In my regular blog over the last few months I have thoroughly enjoyed sharing my thoughts and reflections on the experience that is creativity and artistic process.  However in the last three months I have found myself just too busy to write.  I have absorbed in some deep personal reflections on how to make more space in my life for my art. Resulting in some significant changes.  I have been so engaged in this that I’ve not been able to write about it. Because I hadn’t figured it out. Now, I’m beginning to get there. 

Part of this process has been having my own coaching. Working with a mentor is incredibly helpful. Having a place to take the questions I am wondering about and trying to resolve is invaluable. As is having someone to support, challenge, prompt, question and offer feedback.  The process is a super charge to your art practice. 

Authenticity

So, what have I been doing?

I think I have been working on developing my authentic voice.  About 6 months ago I had a something of a light bulb moment around colour. I was watching a session by Nicholas Wilton talking about how he makes use of colour and de-saturating colour.  I realised that this was something I wanted to bring into my work. The next few pieces I worked on were an exploration of colour and value.  In the paintings below I have been exploring how to use subtle shifts in tone and value. How to create interest across the darker and lighter areas through making these subtle shifts. Elements that can only be experienced and seen when you move in close to the artwork.  

The second big development happened recently. Through conversations with my mentor I realised I have been quietening down my work for fear of being too much, or that it would not be liked. Not a helpful process in anything creative. I think we do need to find the courage to speak from the heart with our authenticity. Which is also not an easy task for so much can get in the way of this. Old beliefs, experiences and criticism. My email challenge from a few months ago dealt with some of this.

What does being authentic mean for my art? I want more edginess and drama in my work.  For me this takes the form of much looser painting, stronger, less tidy or resolved marks, more energy in the work, strong contrasts in colour and shape, asymmetric compositions and line work. I’ve been playing with these ideas myself.
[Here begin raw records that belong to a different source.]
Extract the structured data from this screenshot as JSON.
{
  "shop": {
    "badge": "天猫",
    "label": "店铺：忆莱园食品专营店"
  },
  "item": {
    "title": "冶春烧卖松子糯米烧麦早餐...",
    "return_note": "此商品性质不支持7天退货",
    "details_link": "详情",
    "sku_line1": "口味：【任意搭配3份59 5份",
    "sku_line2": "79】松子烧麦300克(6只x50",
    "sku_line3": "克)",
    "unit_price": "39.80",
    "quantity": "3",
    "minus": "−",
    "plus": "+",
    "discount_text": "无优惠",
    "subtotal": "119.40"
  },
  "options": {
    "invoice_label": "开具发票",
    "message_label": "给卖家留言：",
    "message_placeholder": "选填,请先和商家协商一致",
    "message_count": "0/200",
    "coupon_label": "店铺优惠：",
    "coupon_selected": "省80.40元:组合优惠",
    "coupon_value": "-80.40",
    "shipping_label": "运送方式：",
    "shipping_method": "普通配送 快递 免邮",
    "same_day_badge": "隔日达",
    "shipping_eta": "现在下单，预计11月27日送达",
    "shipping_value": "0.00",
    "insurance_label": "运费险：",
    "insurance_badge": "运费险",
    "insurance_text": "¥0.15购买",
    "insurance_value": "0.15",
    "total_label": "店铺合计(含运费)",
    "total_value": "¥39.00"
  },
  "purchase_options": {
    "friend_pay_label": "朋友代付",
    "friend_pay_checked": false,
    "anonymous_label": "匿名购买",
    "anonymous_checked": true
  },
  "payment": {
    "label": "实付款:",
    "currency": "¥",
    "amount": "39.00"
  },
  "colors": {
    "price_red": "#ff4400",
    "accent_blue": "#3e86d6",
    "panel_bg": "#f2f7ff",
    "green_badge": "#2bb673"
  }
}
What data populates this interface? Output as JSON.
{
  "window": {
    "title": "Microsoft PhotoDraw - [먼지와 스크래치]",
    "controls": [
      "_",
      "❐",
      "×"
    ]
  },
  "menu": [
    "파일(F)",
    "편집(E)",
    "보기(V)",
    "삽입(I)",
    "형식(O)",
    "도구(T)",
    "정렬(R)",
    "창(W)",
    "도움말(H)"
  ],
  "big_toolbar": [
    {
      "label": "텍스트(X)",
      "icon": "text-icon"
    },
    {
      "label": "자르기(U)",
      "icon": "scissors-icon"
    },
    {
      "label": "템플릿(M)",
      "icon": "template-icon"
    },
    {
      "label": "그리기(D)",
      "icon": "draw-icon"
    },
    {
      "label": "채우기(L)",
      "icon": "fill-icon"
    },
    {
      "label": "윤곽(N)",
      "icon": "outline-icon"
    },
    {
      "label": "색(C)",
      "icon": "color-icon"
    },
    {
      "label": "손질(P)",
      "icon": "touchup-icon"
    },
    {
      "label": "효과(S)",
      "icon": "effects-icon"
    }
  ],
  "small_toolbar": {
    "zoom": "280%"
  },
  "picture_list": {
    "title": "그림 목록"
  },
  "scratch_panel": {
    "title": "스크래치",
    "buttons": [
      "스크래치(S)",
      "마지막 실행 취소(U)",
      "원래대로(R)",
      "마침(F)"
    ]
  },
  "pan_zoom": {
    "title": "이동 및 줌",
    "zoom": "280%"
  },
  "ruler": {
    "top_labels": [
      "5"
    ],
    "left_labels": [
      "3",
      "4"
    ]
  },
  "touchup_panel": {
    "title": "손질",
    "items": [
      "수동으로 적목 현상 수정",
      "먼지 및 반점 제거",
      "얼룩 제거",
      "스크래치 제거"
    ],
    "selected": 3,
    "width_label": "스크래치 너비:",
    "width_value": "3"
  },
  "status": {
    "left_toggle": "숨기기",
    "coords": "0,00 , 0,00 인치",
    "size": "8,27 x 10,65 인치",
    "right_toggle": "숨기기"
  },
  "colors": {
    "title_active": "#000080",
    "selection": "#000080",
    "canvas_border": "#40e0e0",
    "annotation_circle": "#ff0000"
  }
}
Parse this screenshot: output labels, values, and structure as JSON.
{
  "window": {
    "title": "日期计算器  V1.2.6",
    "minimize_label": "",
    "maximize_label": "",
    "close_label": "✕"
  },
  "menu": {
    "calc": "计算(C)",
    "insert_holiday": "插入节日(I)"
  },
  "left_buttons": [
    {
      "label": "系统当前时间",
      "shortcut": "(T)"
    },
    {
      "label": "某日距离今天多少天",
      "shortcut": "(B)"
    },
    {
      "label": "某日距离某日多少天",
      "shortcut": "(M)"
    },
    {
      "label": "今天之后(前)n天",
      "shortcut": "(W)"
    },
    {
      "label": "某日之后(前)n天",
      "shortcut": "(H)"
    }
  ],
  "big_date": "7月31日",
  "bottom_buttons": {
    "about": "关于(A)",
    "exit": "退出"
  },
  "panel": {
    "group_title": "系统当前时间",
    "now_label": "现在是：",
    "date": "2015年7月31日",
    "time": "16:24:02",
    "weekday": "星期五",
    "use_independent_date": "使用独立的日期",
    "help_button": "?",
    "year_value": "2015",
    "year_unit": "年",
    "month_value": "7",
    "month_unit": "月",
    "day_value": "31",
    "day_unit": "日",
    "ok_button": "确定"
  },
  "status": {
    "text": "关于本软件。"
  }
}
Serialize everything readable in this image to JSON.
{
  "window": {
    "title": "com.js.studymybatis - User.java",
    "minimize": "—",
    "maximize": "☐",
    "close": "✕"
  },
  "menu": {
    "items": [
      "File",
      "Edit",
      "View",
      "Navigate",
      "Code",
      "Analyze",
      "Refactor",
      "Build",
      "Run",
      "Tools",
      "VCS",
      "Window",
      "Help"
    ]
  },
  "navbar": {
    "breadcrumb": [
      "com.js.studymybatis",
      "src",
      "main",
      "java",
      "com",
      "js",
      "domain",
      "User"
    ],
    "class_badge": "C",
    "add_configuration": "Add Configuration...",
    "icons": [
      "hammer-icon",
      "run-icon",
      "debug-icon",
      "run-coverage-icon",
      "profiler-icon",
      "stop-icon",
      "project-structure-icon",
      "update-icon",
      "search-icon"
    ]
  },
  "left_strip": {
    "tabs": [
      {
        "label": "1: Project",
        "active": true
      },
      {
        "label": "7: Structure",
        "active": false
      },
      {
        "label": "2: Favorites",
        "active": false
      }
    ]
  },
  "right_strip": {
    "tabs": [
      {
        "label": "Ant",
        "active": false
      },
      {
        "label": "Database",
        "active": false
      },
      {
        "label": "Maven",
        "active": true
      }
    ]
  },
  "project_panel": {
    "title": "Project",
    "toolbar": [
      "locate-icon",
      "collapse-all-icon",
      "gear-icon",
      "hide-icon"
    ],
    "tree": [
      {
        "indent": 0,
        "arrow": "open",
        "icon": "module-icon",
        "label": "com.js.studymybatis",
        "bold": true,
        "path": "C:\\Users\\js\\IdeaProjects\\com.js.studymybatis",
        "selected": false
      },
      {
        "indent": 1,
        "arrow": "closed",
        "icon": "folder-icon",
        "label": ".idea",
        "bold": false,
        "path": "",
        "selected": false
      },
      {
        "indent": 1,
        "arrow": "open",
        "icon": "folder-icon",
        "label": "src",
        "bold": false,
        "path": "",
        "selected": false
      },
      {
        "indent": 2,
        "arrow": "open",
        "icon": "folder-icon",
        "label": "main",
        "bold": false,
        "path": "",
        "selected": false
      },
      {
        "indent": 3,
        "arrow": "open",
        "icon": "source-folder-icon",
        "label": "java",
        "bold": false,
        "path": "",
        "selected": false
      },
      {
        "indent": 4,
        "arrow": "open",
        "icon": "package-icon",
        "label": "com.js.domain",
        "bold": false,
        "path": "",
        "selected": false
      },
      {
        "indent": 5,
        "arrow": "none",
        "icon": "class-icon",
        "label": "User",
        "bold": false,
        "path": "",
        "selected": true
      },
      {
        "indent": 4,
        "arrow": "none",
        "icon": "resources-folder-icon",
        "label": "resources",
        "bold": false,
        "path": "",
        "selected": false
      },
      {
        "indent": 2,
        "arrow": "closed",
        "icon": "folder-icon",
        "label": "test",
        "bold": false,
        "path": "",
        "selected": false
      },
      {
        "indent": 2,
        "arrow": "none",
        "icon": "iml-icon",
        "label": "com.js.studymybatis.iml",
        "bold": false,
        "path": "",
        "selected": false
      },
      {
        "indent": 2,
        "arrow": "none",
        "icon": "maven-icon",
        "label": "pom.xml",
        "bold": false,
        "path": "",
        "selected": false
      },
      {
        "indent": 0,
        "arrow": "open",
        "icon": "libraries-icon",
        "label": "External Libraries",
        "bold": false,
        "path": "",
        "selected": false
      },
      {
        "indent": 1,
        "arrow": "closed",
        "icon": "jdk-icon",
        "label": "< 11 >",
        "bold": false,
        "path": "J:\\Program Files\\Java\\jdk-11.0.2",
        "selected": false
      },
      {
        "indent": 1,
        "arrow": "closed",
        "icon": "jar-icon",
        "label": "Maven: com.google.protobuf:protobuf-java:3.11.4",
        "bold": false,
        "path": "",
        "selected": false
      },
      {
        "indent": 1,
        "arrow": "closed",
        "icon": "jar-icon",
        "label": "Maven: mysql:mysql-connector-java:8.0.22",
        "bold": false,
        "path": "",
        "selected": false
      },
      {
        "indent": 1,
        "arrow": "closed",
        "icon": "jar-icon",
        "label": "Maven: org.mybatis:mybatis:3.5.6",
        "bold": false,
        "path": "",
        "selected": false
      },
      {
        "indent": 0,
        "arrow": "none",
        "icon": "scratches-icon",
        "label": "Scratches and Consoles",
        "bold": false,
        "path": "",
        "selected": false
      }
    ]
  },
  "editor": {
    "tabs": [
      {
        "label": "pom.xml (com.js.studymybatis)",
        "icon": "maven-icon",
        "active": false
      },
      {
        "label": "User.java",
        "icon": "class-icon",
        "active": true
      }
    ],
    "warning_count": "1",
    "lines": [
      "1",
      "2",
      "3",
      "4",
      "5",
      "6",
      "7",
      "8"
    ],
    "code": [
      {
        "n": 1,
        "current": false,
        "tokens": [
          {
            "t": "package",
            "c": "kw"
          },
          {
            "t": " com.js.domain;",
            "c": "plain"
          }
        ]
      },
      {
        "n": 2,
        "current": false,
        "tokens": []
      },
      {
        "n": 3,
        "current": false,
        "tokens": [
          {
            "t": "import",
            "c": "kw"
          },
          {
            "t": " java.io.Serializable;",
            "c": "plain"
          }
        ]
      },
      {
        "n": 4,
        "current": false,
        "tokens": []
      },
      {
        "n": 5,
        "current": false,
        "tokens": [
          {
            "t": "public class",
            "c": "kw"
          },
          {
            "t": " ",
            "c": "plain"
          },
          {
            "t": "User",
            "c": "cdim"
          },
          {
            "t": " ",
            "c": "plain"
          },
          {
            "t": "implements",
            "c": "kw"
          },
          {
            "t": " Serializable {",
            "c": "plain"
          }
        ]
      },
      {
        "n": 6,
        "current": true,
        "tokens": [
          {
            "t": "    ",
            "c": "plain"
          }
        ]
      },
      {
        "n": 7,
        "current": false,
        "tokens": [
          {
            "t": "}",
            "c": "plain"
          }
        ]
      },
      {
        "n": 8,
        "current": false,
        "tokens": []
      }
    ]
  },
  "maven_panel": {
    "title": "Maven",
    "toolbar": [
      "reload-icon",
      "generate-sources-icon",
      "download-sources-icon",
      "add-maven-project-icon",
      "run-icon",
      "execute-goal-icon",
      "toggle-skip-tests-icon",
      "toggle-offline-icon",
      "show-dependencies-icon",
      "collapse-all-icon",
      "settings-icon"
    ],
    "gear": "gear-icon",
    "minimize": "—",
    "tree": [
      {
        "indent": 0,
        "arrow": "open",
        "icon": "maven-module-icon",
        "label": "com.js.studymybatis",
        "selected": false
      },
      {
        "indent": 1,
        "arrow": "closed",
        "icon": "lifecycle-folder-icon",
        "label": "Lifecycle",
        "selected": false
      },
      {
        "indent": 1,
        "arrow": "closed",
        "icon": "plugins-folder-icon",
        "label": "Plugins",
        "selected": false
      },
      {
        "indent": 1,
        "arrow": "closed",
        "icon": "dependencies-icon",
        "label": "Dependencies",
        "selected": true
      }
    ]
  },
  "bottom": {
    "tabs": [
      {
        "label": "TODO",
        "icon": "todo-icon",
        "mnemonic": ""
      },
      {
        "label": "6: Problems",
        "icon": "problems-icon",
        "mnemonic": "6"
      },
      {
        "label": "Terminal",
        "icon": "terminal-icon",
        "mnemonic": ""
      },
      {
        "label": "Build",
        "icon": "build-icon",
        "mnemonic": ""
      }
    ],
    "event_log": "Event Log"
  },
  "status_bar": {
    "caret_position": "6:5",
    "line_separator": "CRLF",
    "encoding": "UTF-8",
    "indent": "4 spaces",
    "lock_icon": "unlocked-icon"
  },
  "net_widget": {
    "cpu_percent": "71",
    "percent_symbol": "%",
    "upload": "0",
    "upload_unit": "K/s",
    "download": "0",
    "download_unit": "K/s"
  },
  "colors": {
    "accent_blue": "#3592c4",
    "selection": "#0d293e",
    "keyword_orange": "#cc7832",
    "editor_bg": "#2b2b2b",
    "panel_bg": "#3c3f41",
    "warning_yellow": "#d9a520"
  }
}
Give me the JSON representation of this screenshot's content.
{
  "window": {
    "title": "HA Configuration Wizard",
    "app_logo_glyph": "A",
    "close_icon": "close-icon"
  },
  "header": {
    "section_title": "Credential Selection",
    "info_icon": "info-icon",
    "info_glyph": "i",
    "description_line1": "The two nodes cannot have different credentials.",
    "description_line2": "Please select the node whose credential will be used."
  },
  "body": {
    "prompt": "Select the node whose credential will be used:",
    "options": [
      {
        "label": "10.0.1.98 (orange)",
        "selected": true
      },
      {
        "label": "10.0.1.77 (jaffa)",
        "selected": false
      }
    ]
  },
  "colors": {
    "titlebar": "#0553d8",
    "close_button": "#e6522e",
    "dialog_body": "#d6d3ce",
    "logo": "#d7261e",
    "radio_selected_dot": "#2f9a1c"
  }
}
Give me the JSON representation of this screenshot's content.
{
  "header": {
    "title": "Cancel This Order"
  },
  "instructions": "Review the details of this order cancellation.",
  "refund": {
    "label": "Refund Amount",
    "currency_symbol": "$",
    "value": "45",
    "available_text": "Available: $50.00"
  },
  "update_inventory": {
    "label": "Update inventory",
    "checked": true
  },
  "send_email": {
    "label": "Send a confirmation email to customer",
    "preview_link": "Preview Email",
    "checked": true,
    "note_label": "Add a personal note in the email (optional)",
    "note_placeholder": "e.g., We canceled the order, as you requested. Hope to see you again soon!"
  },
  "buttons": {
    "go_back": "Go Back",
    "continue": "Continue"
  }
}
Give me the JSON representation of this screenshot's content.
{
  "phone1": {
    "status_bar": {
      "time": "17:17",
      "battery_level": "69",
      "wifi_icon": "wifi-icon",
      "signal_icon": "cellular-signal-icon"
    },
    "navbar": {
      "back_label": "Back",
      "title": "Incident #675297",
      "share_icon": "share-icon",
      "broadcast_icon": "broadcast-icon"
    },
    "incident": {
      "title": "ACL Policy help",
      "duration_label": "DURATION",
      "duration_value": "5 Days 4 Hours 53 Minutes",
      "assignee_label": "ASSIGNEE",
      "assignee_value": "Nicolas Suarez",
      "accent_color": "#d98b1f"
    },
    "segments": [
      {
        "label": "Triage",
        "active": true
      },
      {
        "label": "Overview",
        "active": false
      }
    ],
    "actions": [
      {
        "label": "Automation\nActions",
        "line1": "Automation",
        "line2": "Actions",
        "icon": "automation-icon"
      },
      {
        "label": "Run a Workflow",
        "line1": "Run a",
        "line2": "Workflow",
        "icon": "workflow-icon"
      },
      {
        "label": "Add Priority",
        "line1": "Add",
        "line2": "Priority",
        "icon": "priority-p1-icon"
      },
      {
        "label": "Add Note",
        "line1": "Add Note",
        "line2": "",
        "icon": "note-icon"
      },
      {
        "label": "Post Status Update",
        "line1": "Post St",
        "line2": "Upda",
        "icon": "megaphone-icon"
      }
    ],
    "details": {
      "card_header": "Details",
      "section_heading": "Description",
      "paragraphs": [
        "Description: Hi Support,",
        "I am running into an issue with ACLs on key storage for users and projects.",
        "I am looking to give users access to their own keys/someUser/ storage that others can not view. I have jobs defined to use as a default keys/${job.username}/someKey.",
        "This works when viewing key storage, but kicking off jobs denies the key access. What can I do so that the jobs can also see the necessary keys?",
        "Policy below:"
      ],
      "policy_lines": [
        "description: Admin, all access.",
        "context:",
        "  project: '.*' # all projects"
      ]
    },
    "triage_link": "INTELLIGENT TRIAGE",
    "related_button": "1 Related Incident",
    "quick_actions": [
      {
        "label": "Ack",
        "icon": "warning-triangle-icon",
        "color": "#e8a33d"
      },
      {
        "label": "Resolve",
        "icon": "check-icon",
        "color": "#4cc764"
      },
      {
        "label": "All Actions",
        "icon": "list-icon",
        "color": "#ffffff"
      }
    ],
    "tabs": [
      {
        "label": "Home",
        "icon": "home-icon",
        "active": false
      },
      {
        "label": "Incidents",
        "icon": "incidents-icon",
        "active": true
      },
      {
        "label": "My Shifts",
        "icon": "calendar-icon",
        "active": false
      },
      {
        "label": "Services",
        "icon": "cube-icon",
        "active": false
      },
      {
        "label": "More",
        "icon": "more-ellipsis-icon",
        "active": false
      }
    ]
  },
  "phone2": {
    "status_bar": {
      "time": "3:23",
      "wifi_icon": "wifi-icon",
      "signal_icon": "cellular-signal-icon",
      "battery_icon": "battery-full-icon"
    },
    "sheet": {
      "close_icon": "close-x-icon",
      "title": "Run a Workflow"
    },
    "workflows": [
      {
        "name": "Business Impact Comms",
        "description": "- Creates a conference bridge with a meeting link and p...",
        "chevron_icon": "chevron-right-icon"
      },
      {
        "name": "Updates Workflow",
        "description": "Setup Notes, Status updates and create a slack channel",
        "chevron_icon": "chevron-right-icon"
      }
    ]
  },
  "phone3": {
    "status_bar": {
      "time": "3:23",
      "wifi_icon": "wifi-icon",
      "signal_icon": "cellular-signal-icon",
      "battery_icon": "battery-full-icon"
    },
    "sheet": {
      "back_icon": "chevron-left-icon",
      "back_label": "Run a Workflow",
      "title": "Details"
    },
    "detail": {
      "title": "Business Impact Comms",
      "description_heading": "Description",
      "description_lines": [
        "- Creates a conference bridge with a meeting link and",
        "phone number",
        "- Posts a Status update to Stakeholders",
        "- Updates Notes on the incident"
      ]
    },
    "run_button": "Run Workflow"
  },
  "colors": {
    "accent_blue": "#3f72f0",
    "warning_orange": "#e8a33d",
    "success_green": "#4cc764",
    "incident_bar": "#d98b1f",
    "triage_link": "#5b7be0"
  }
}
And, I’ve a PInterest Board called Dramatic Edgy Art where I have been collecting images of work that speaks to me in this way.  Here’s the link for you to hop on over and take a look at how I see edginess in painting.

I’ve also been experimenting with some unfinished pieces in this way. Both in my sketchbook and on larger pieces of paper.  

Playing with drama and edginess on paper. Approx 16×23″. Unfinished.

And these ideas are finding their way into my current work. I’m preparing for The Great Dome Art Fair and Art in the Pen and getting some new work ready for Number Four Gallery in St Abbs later this year. I have a fair amount of work underway right now and all these pieces are showing elements of this new direction. These new developments feel very exciting. I’m enjoying the work and watching what unfolds with interest and slight trepidation as I have no idea where this is leading. But isn’t that creativity at its best? To risk ourselves in artistic exploration and to do something even though we have no idea of the result.

Tension in Design. 8×8″ mixed media on cradled panel. Framed and available from the Cupola Gallery Sheffield. Edginess appearing in my current work.

What has been an exciting moment in your art where you felt like you were pushing the boundaries of your work? I’d love to hear about your experience.